Look through the material below and copy every line containing the word "data".

——

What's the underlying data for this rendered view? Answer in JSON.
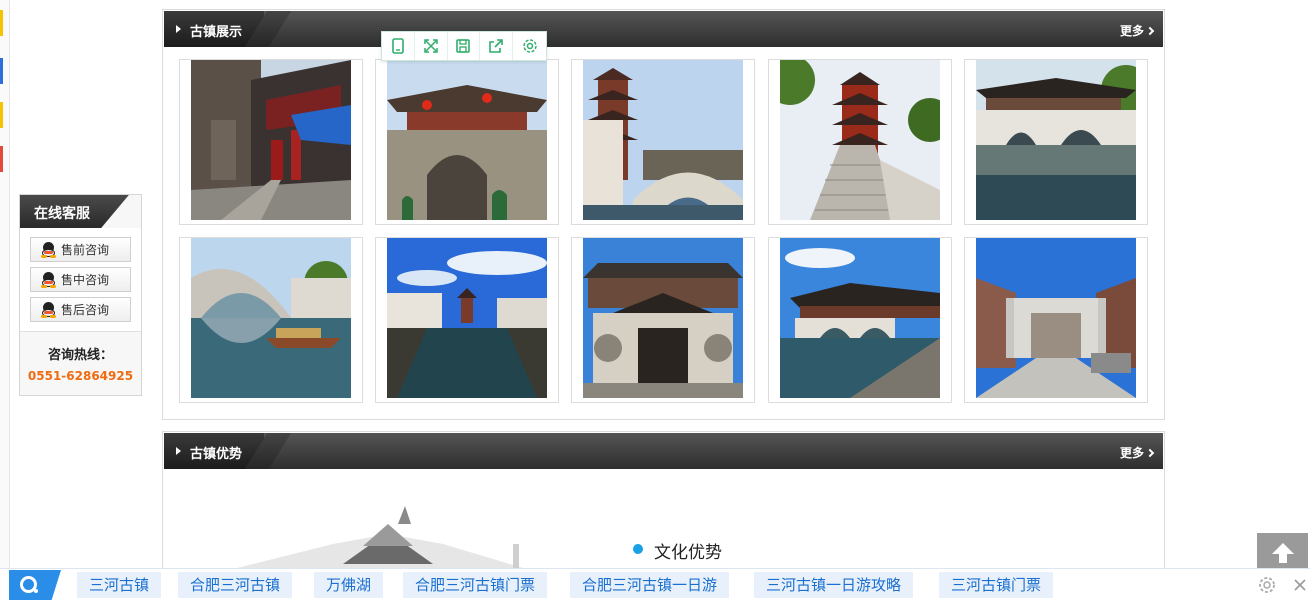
{
  "customer_service": {
    "title": "在线客服",
    "buttons": [
      "售前咨询",
      "售中咨询",
      "售后咨询"
    ],
    "hotline_label": "咨询热线：",
    "hotline_number": "0551-62864925"
  },
  "gallery_panel": {
    "title": "古镇展示",
    "more": "更多",
    "images": [
      {
        "icon": "old-street-photo"
      },
      {
        "icon": "town-gate-photo"
      },
      {
        "icon": "pagoda-bridge-photo"
      },
      {
        "icon": "pagoda-steps-photo"
      },
      {
        "icon": "pavilion-bridge-photo"
      },
      {
        "icon": "arch-bridge-boat-photo"
      },
      {
        "icon": "canal-photo"
      },
      {
        "icon": "temple-facade-photo"
      },
      {
        "icon": "bridge-pavilion-photo"
      },
      {
        "icon": "memorial-arch-photo"
      }
    ]
  },
  "image_toolbar": {
    "icons": [
      "phone-icon",
      "expand-icon",
      "save-icon",
      "share-icon",
      "settings-icon"
    ]
  },
  "advantage_panel": {
    "title": "古镇优势",
    "more": "更多",
    "section_title": "文化优势"
  },
  "bottom_bar": {
    "keywords": [
      "三河古镇",
      "合肥三河古镇",
      "万佛湖",
      "合肥三河古镇门票",
      "合肥三河古镇一日游",
      "三河古镇一日游攻略",
      "三河古镇门票"
    ]
  },
  "colors": {
    "header_dark": "#2e2e2e",
    "hotline": "#f06a0f",
    "accent_blue": "#2a8ee8",
    "keyword_bg": "#e8f1fb",
    "toolbar_green": "#2fae6a"
  }
}
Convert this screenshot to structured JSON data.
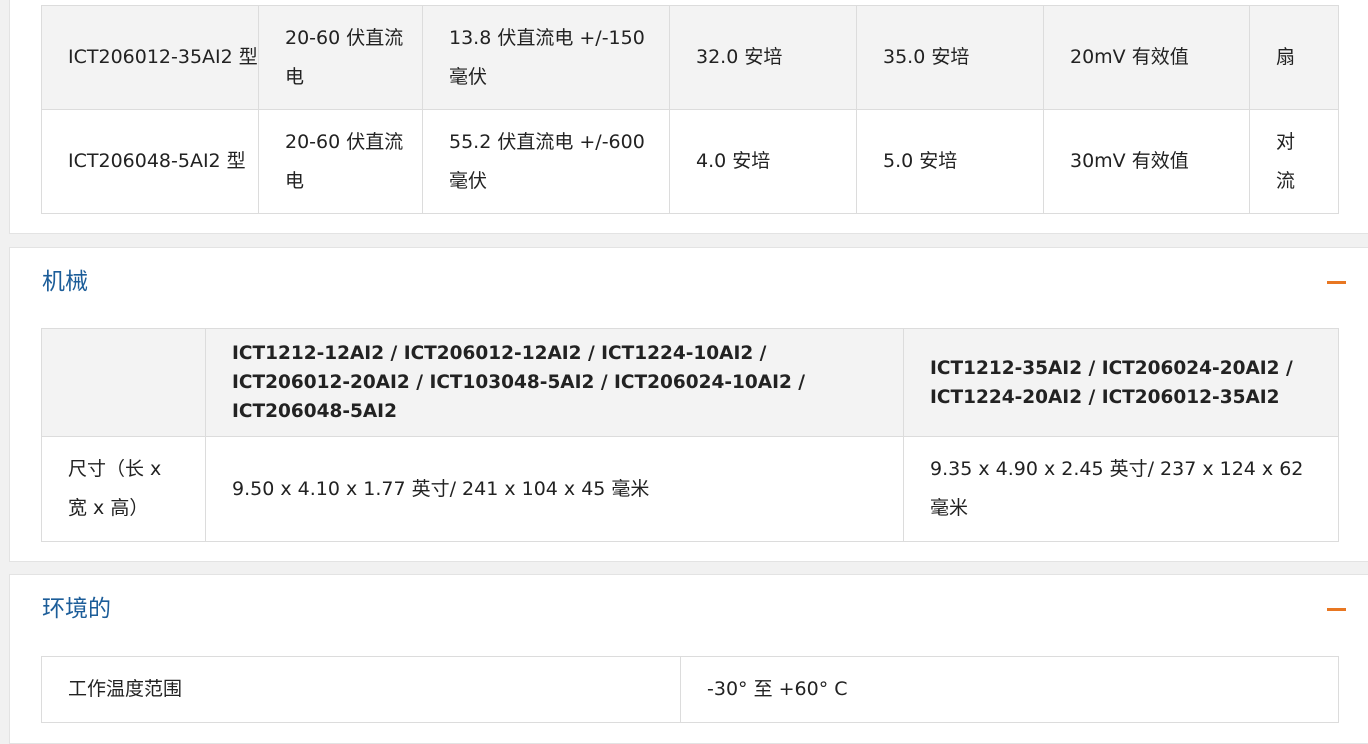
{
  "electrical_table": {
    "rows": [
      [
        "ICT206012-35AI2 型",
        "20-60 伏直流电",
        "13.8 伏直流电 +/-150 毫伏",
        "32.0 安培",
        "35.0 安培",
        "20mV 有效值",
        "扇"
      ],
      [
        "ICT206048-5AI2 型",
        "20-60 伏直流电",
        "55.2 伏直流电 +/-600 毫伏",
        "4.0 安培",
        "5.0 安培",
        "30mV 有效值",
        "对流"
      ]
    ]
  },
  "mechanical": {
    "title": "机械",
    "header": [
      "",
      "ICT1212-12AI2 / ICT206012-12AI2 / ICT1224-10AI2 / ICT206012-20AI2 / ICT103048-5AI2 / ICT206024-10AI2 / ICT206048-5AI2",
      "ICT1212-35AI2 / ICT206024-20AI2 / ICT1224-20AI2 / ICT206012-35AI2"
    ],
    "rows": [
      [
        "尺寸（长 x 宽 x 高）",
        "9.50 x 4.10 x 1.77 英寸/ 241 x 104 x 45 毫米",
        "9.35 x 4.90 x 2.45 英寸/ 237 x 124 x 62 毫米"
      ]
    ]
  },
  "environmental": {
    "title": "环境的",
    "rows": [
      [
        "工作温度范围",
        "-30° 至 +60° C"
      ]
    ]
  },
  "colors": {
    "section_title": "#1c5d99",
    "collapse_icon": "#e87722",
    "row_shade": "#f3f3f3"
  },
  "icons": [
    "collapse-minus-icon"
  ]
}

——

→ **THE ANSWER**
What's the underlying data for this rendered view? Answer in JSON.
Convert this screenshot to structured JSON data.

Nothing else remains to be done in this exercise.